In 1991, the first Hambletonian winter book wagering started at the Stardust Race and Sports Book in Las Vegas. Super Pleasure was installed as the 4-1 fave. Eventual winner, Giant Victory’s name did not appear initially.

In 2001, Scarlet Knight made the trip from Sweden to take on/take over the Hambletonian.

In 1952, Don Richards won his first race at Trotters Park in Gloucester, ME, with Kay B Braden. Now at 90 something, he’s still at it, working with horses every day and hoping for another Creatine.

In 2002, Andover Hall had his best day ever as the favorite in the Hambletonian and his worst day ever as he broke and finished last. In 2007, Donato Hanover and Adrian Chip, from his first crop went 1-2 in the Hambletonian while his daughter Danae won the Oaks.

It’s been 64 years since a female won two of the three pacing Triple Crown events. Countess Adios won two of the three richest races of the entire 3YO stakes calendar, the $152,786 Messenger and $65,245 Cane Pace.

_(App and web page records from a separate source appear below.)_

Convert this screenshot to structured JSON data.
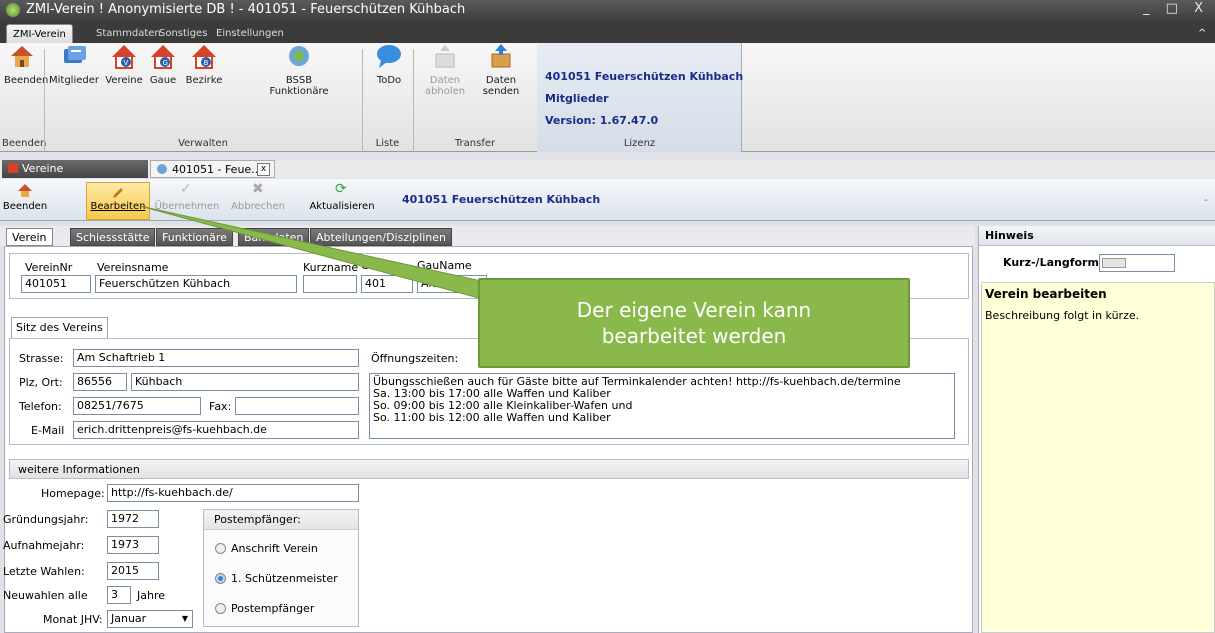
{
  "window": {
    "title": "ZMI-Verein  ! Anonymisierte DB !  - 401051 - Feuerschützen Kühbach",
    "controls": "_ □ X"
  },
  "ribbon_tabs": [
    "ZMI-Verein",
    "Stammdaten",
    "Sonstiges",
    "Einstellungen"
  ],
  "ribbon_collapse": "^",
  "ribbon": {
    "beenden": "Beenden",
    "mitglieder": "Mitglieder",
    "vereine": "Vereine",
    "gaue": "Gaue",
    "bezirke": "Bezirke",
    "bssb1": "BSSB",
    "bssb2": "Funktionäre",
    "todo": "ToDo",
    "daten_abholen1": "Daten",
    "daten_abholen2": "abholen",
    "daten_senden1": "Daten",
    "daten_senden2": "senden",
    "groups": {
      "beenden": "Beenden",
      "verwalten": "Verwalten",
      "liste": "Liste",
      "transfer": "Transfer",
      "lizenz": "Lizenz"
    },
    "lizenz_lines": [
      "401051 Feuerschützen Kühbach",
      "Mitglieder",
      "Version: 1.67.47.0"
    ]
  },
  "doc_tabs": {
    "vereine": "Vereine",
    "current": "401051 - Feue...",
    "close": "x"
  },
  "toolbar": {
    "beenden": "Beenden",
    "bearbeiten": "Bearbeiten",
    "uebernehmen": "Übernehmen",
    "abbrechen": "Abbrechen",
    "aktualisieren": "Aktualisieren",
    "title": "401051  Feuerschützen Kühbach",
    "more": "-"
  },
  "sub_tabs": [
    "Verein",
    "Schiessstätte",
    "Funktionäre",
    "Bankdaten",
    "Abteilungen/Disziplinen"
  ],
  "verein": {
    "h_nr": "VereinNr",
    "h_name": "Vereinsname",
    "h_kurz": "Kurzname",
    "h_gaunr": "GauNr",
    "h_gauname": "GauName",
    "nr": "401051",
    "name": "Feuerschützen Kühbach",
    "kurz": "",
    "gaunr": "401",
    "gauname": "Aichach"
  },
  "sitz": {
    "tab": "Sitz des Vereins",
    "strasse_label": "Strasse:",
    "strasse": "Am Schaftrieb 1",
    "plz_label": "Plz, Ort:",
    "plz": "86556",
    "ort": "Kühbach",
    "telefon_label": "Telefon:",
    "telefon": "08251/7675",
    "fax_label": "Fax:",
    "fax": "",
    "email_label": "E-Mail",
    "email": "erich.drittenpreis@fs-kuehbach.de",
    "oeffnung_label": "Öffnungszeiten:",
    "oeffnung": [
      "Übungsschießen auch für Gäste bitte auf Terminkalender achten! http://fs-kuehbach.de/termine",
      "Sa. 13:00 bis 17:00 alle Waffen und Kaliber",
      "So. 09:00 bis 12:00 alle Kleinkaliber-Wafen und",
      "So. 11:00 bis 12:00 alle Waffen und Kaliber"
    ]
  },
  "weitere": {
    "title": "weitere Informationen",
    "homepage_label": "Homepage:",
    "homepage": "http://fs-kuehbach.de/",
    "gruendung_label": "Gründungsjahr:",
    "gruendung": "1972",
    "aufnahme_label": "Aufnahmejahr:",
    "aufnahme": "1973",
    "wahlen_label": "Letzte Wahlen:",
    "wahlen": "2015",
    "neuwahlen_label": "Neuwahlen alle",
    "neuwahlen": "3",
    "jahre": "Jahre",
    "monat_label": "Monat JHV:",
    "monat": "Januar",
    "post_title": "Postempfänger:",
    "post_options": [
      "Anschrift Verein",
      "1. Schützenmeister",
      "Postempfänger"
    ],
    "post_selected": 1
  },
  "hinweis": {
    "title": "Hinweis",
    "kurz_lang": "Kurz-/Langform",
    "heading": "Verein bearbeiten",
    "text": "Beschreibung folgt in kürze."
  },
  "callout": {
    "line1": "Der eigene Verein kann",
    "line2": "bearbeitet werden"
  },
  "colors": {
    "callout": "#8ab94b",
    "note_bg": "#ffffd8",
    "lizenz_text": "#1c2a8a"
  }
}
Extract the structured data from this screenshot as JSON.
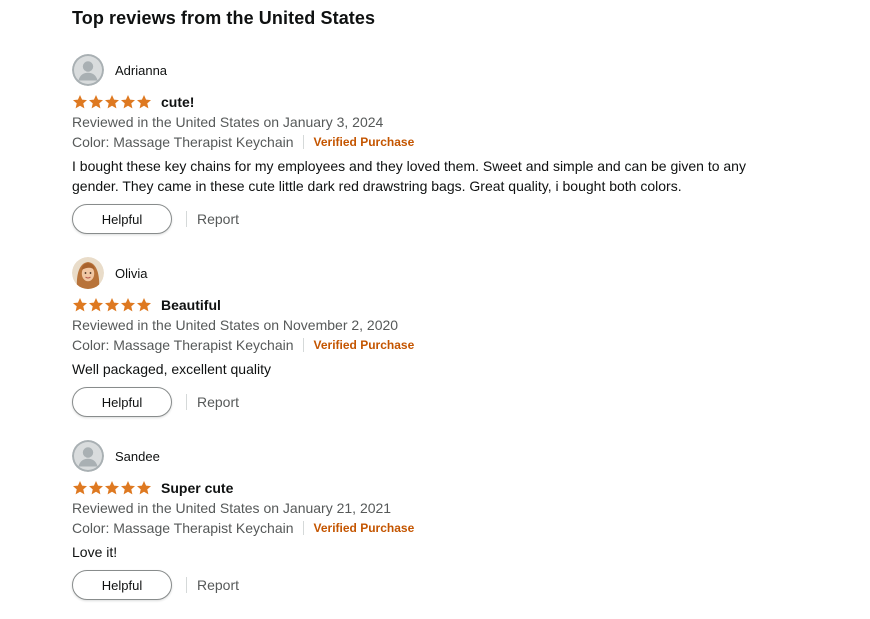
{
  "section": {
    "heading": "Top reviews from the United States"
  },
  "colors": {
    "star": "#de7921",
    "verified": "#c45500",
    "secondary_text": "#565959"
  },
  "reviews": [
    {
      "profile_name": "Adrianna",
      "avatar": "default-user-icon",
      "rating": 5,
      "rating_max": 5,
      "title": "cute!",
      "date": "Reviewed in the United States on January 3, 2024",
      "variant": "Color: Massage Therapist Keychain",
      "verified": "Verified Purchase",
      "body": "I bought these key chains for my employees and they loved them. Sweet and simple and can be given to any gender. They came in these cute little dark red drawstring bags. Great quality, i bought both colors.",
      "helpful_label": "Helpful",
      "report_label": "Report"
    },
    {
      "profile_name": "Olivia",
      "avatar": "user-photo",
      "rating": 5,
      "rating_max": 5,
      "title": "Beautiful",
      "date": "Reviewed in the United States on November 2, 2020",
      "variant": "Color: Massage Therapist Keychain",
      "verified": "Verified Purchase",
      "body": "Well packaged, excellent quality",
      "helpful_label": "Helpful",
      "report_label": "Report"
    },
    {
      "profile_name": "Sandee",
      "avatar": "default-user-icon",
      "rating": 5,
      "rating_max": 5,
      "title": "Super cute",
      "date": "Reviewed in the United States on January 21, 2021",
      "variant": "Color: Massage Therapist Keychain",
      "verified": "Verified Purchase",
      "body": "Love it!",
      "helpful_label": "Helpful",
      "report_label": "Report"
    }
  ]
}
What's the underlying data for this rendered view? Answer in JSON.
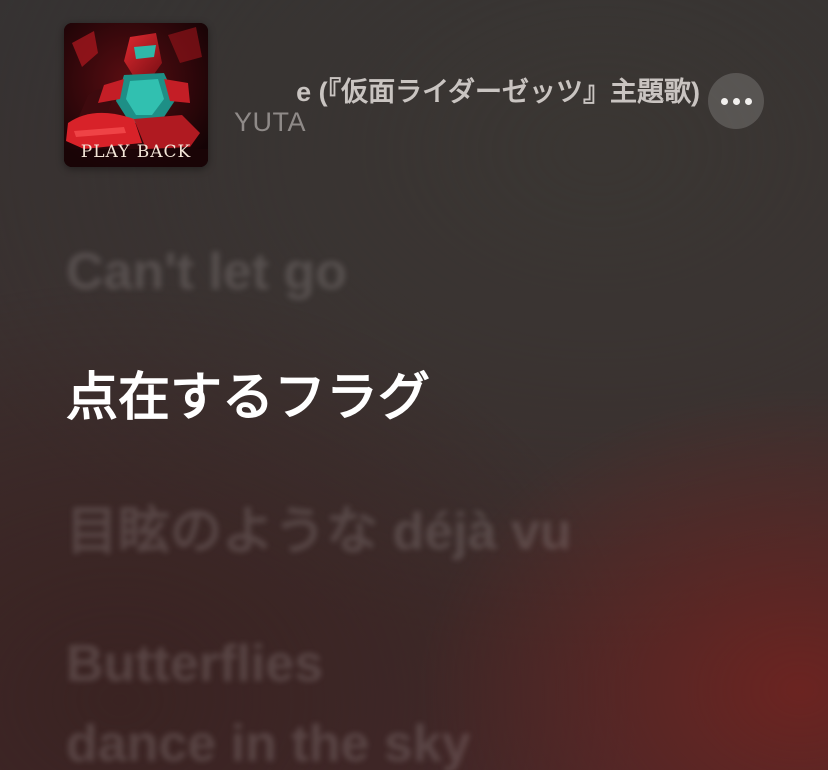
{
  "now_playing": {
    "title": "e (『仮面ライダーゼッツ』主題歌)",
    "artist": "YUTA",
    "artwork": {
      "text": "PLAY BACK",
      "icon": "album-artwork"
    },
    "more_icon": "ellipsis-icon"
  },
  "lyrics": [
    {
      "text": "Can't let go",
      "state": "past"
    },
    {
      "text": "点在するフラグ",
      "state": "current"
    },
    {
      "text": "目眩のような déjà vu",
      "state": "upcoming"
    },
    {
      "text": "Butterflies",
      "state": "upcoming"
    },
    {
      "text": "dance in the sky",
      "state": "upcoming"
    }
  ],
  "colors": {
    "current_lyric": "#ffffff",
    "accent_red": "#c41e26",
    "accent_teal": "#2fb8a8"
  }
}
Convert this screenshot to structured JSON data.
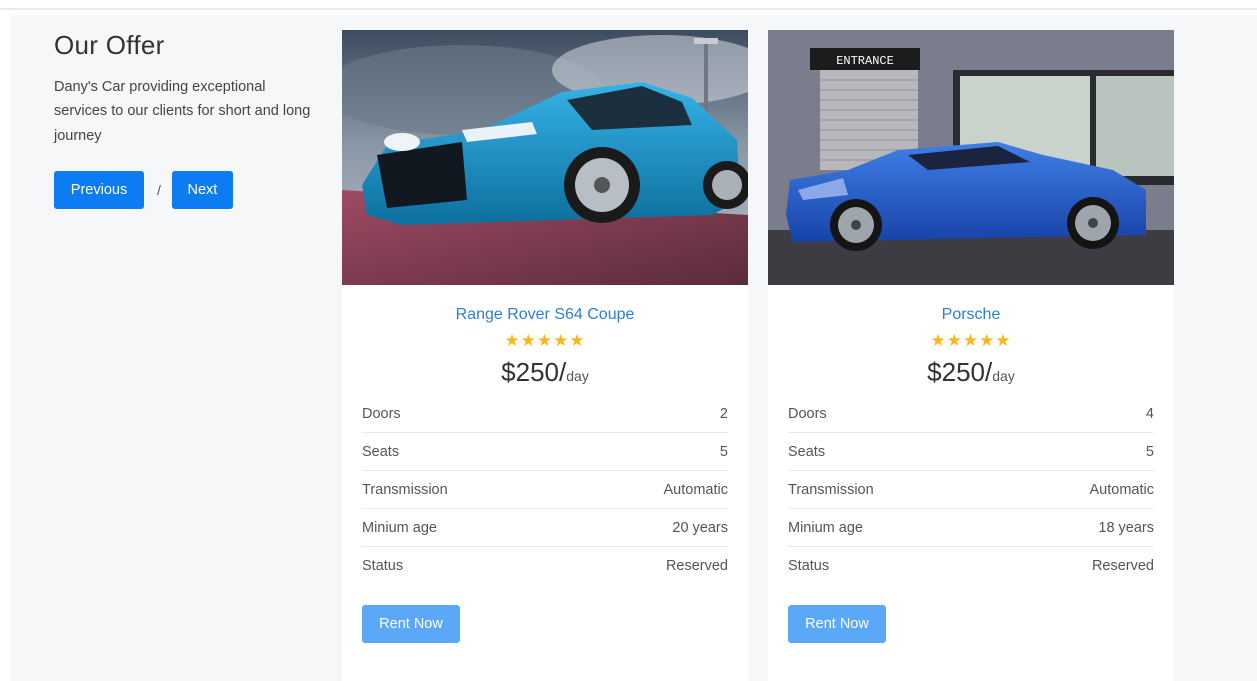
{
  "offer": {
    "title": "Our Offer",
    "description": "Dany's Car providing exceptional services to our clients for short and long journey",
    "previous_label": "Previous",
    "separator": "/",
    "next_label": "Next"
  },
  "cars": [
    {
      "name": "Range Rover S64 Coupe",
      "rating": 5,
      "stars": "★★★★★",
      "price": "$250/",
      "price_unit": "day",
      "image_icon": "blue-sports-sedan-photo",
      "specs": [
        {
          "label": "Doors",
          "value": "2"
        },
        {
          "label": "Seats",
          "value": "5"
        },
        {
          "label": "Transmission",
          "value": "Automatic"
        },
        {
          "label": "Minium age",
          "value": "20 years"
        },
        {
          "label": "Status",
          "value": "Reserved"
        }
      ],
      "button_label": "Rent Now"
    },
    {
      "name": "Porsche",
      "rating": 5,
      "stars": "★★★★★",
      "price": "$250/",
      "price_unit": "day",
      "image_icon": "blue-coupe-entrance-photo",
      "image_sign": "ENTRANCE",
      "specs": [
        {
          "label": "Doors",
          "value": "4"
        },
        {
          "label": "Seats",
          "value": "5"
        },
        {
          "label": "Transmission",
          "value": "Automatic"
        },
        {
          "label": "Minium age",
          "value": "18 years"
        },
        {
          "label": "Status",
          "value": "Reserved"
        }
      ],
      "button_label": "Rent Now"
    }
  ],
  "colors": {
    "primary": "#0d7cf2",
    "rent_button": "#5aa8f7",
    "car_name": "#2b7fd6",
    "star": "#f7b917",
    "section_bg": "#f6f7f9"
  }
}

She was not eligible to the Jug.

If you don’t mind going back 53 years, 1971 marked the qualifying debut of 2-year-old Strike Out. He qualified in 2:07 and raced at beat older on May 4 and June 1. There were no ill effects of this though as he captured the 1972 Jug.